§ Work instructions: Exact reproduction of all the data is needed.

[Collected data entries]
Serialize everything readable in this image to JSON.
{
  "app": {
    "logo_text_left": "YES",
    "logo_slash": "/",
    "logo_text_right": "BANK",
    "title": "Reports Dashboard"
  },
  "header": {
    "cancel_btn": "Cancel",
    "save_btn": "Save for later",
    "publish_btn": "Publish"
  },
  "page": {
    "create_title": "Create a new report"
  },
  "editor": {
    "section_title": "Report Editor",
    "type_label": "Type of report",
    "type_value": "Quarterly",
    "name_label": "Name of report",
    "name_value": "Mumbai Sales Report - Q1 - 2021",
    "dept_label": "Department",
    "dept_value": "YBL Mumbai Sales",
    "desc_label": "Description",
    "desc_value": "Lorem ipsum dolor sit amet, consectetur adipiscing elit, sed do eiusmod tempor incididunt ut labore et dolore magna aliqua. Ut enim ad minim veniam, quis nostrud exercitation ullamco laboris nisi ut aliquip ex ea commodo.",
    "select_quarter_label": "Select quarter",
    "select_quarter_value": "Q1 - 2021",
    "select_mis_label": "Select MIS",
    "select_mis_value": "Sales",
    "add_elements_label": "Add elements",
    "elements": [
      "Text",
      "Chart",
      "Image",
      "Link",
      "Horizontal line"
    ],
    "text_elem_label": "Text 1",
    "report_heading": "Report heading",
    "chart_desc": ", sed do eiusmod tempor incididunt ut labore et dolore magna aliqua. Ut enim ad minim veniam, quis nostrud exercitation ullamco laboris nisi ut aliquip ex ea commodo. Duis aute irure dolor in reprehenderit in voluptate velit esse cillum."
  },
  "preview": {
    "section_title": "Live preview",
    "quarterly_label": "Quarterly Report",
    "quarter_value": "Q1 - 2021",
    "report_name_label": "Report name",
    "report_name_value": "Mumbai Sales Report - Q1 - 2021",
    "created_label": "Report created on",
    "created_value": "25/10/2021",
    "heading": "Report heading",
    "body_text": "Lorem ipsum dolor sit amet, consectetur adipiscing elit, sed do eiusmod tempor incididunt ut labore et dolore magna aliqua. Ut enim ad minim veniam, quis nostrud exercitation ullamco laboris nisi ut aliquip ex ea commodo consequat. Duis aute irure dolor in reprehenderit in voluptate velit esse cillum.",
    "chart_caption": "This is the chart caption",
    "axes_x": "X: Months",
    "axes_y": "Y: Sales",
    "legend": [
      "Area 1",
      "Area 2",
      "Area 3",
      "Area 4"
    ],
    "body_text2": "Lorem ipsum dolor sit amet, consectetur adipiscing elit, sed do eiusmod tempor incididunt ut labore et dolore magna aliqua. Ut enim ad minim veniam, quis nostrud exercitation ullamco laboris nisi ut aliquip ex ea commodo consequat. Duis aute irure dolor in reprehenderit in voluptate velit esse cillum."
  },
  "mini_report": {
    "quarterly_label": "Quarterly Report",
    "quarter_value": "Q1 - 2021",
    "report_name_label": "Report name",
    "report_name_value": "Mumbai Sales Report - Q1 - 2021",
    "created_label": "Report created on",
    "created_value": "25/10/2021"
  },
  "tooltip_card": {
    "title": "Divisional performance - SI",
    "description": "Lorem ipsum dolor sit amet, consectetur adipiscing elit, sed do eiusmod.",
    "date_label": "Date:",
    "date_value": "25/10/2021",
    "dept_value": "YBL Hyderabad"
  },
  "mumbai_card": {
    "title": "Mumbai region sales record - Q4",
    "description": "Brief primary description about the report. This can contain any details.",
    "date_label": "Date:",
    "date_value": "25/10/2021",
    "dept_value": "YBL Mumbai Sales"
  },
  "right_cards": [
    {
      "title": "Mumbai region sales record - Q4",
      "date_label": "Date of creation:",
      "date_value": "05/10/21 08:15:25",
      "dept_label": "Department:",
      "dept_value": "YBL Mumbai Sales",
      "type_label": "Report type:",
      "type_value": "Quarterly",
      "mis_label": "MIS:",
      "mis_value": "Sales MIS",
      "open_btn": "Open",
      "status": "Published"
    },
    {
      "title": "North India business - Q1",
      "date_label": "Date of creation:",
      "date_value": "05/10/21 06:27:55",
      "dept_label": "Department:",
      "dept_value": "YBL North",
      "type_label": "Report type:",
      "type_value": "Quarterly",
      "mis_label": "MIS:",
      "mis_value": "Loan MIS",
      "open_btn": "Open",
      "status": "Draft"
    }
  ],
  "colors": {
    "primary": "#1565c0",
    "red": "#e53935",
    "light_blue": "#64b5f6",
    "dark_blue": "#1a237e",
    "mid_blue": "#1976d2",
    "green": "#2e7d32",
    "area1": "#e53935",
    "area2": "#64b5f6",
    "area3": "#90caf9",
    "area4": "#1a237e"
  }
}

§ Task response:
Serialize everything readable in this image to JSON.
{
  "app": {
    "logo_text_left": "YES",
    "logo_slash": "/",
    "logo_text_right": "BANK",
    "title": "Reports Dashboard"
  },
  "header": {
    "cancel_btn": "Cancel",
    "save_btn": "Save for later",
    "publish_btn": "Publish"
  },
  "page": {
    "create_title": "Create a new report"
  },
  "editor": {
    "section_title": "Report Editor",
    "type_label": "Type of report",
    "type_value": "Quarterly",
    "name_label": "Name of report",
    "name_value": "Mumbai Sales Report - Q1 - 2021",
    "dept_label": "Department",
    "dept_value": "YBL Mumbai Sales",
    "desc_label": "Description",
    "desc_value": "Lorem ipsum dolor sit amet, consectetur adipiscing elit, sed do eiusmod tempor incididunt ut labore et dolore magna aliqua. Ut enim ad minim veniam, quis nostrud exercitation ullamco laboris nisi ut aliquip ex ea commodo.",
    "select_quarter_label": "Select quarter",
    "select_quarter_value": "Q1 - 2021",
    "select_mis_label": "Select MIS",
    "select_mis_value": "Sales",
    "add_elements_label": "Add elements",
    "elements": [
      "Text",
      "Chart",
      "Image",
      "Link",
      "Horizontal line"
    ],
    "text_elem_label": "Text 1",
    "report_heading": "Report heading",
    "chart_desc": ", sed do eiusmod tempor incididunt ut labore et dolore magna aliqua. Ut enim ad minim veniam, quis nostrud exercitation ullamco laboris nisi ut aliquip ex ea commodo. Duis aute irure dolor in reprehenderit in voluptate velit esse cillum."
  },
  "preview": {
    "section_title": "Live preview",
    "quarterly_label": "Quarterly Report",
    "quarter_value": "Q1 - 2021",
    "report_name_label": "Report name",
    "report_name_value": "Mumbai Sales Report - Q1 - 2021",
    "created_label": "Report created on",
    "created_value": "25/10/2021",
    "heading": "Report heading",
    "body_text": "Lorem ipsum dolor sit amet, consectetur adipiscing elit, sed do eiusmod tempor incididunt ut labore et dolore magna aliqua. Ut enim ad minim veniam, quis nostrud exercitation ullamco laboris nisi ut aliquip ex ea commodo consequat. Duis aute irure dolor in reprehenderit in voluptate velit esse cillum.",
    "chart_caption": "This is the chart caption",
    "axes_x": "X: Months",
    "axes_y": "Y: Sales",
    "legend": [
      "Area 1",
      "Area 2",
      "Area 3",
      "Area 4"
    ],
    "body_text2": "Lorem ipsum dolor sit amet, consectetur adipiscing elit, sed do eiusmod tempor incididunt ut labore et dolore magna aliqua. Ut enim ad minim veniam, quis nostrud exercitation ullamco laboris nisi ut aliquip ex ea commodo consequat. Duis aute irure dolor in reprehenderit in voluptate velit esse cillum."
  },
  "mini_report": {
    "quarterly_label": "Quarterly Report",
    "quarter_value": "Q1 - 2021",
    "report_name_label": "Report name",
    "report_name_value": "Mumbai Sales Report - Q1 - 2021",
    "created_label": "Report created on",
    "created_value": "25/10/2021"
  },
  "tooltip_card": {
    "title": "Divisional performance - SI",
    "description": "Lorem ipsum dolor sit amet, consectetur adipiscing elit, sed do eiusmod.",
    "date_label": "Date:",
    "date_value": "25/10/2021",
    "dept_value": "YBL Hyderabad"
  },
  "mumbai_card": {
    "title": "Mumbai region sales record - Q4",
    "description": "Brief primary description about the report. This can contain any details.",
    "date_label": "Date:",
    "date_value": "25/10/2021",
    "dept_value": "YBL Mumbai Sales"
  },
  "right_cards": [
    {
      "title": "Mumbai region sales record - Q4",
      "date_label": "Date of creation:",
      "date_value": "05/10/21 08:15:25",
      "dept_label": "Department:",
      "dept_value": "YBL Mumbai Sales",
      "type_label": "Report type:",
      "type_value": "Quarterly",
      "mis_label": "MIS:",
      "mis_value": "Sales MIS",
      "open_btn": "Open",
      "status": "Published"
    },
    {
      "title": "North India business - Q1",
      "date_label": "Date of creation:",
      "date_value": "05/10/21 06:27:55",
      "dept_label": "Department:",
      "dept_value": "YBL North",
      "type_label": "Report type:",
      "type_value": "Quarterly",
      "mis_label": "MIS:",
      "mis_value": "Loan MIS",
      "open_btn": "Open",
      "status": "Draft"
    }
  ],
  "colors": {
    "primary": "#1565c0",
    "red": "#e53935",
    "light_blue": "#64b5f6",
    "dark_blue": "#1a237e",
    "mid_blue": "#1976d2",
    "green": "#2e7d32",
    "area1": "#e53935",
    "area2": "#64b5f6",
    "area3": "#90caf9",
    "area4": "#1a237e"
  }
}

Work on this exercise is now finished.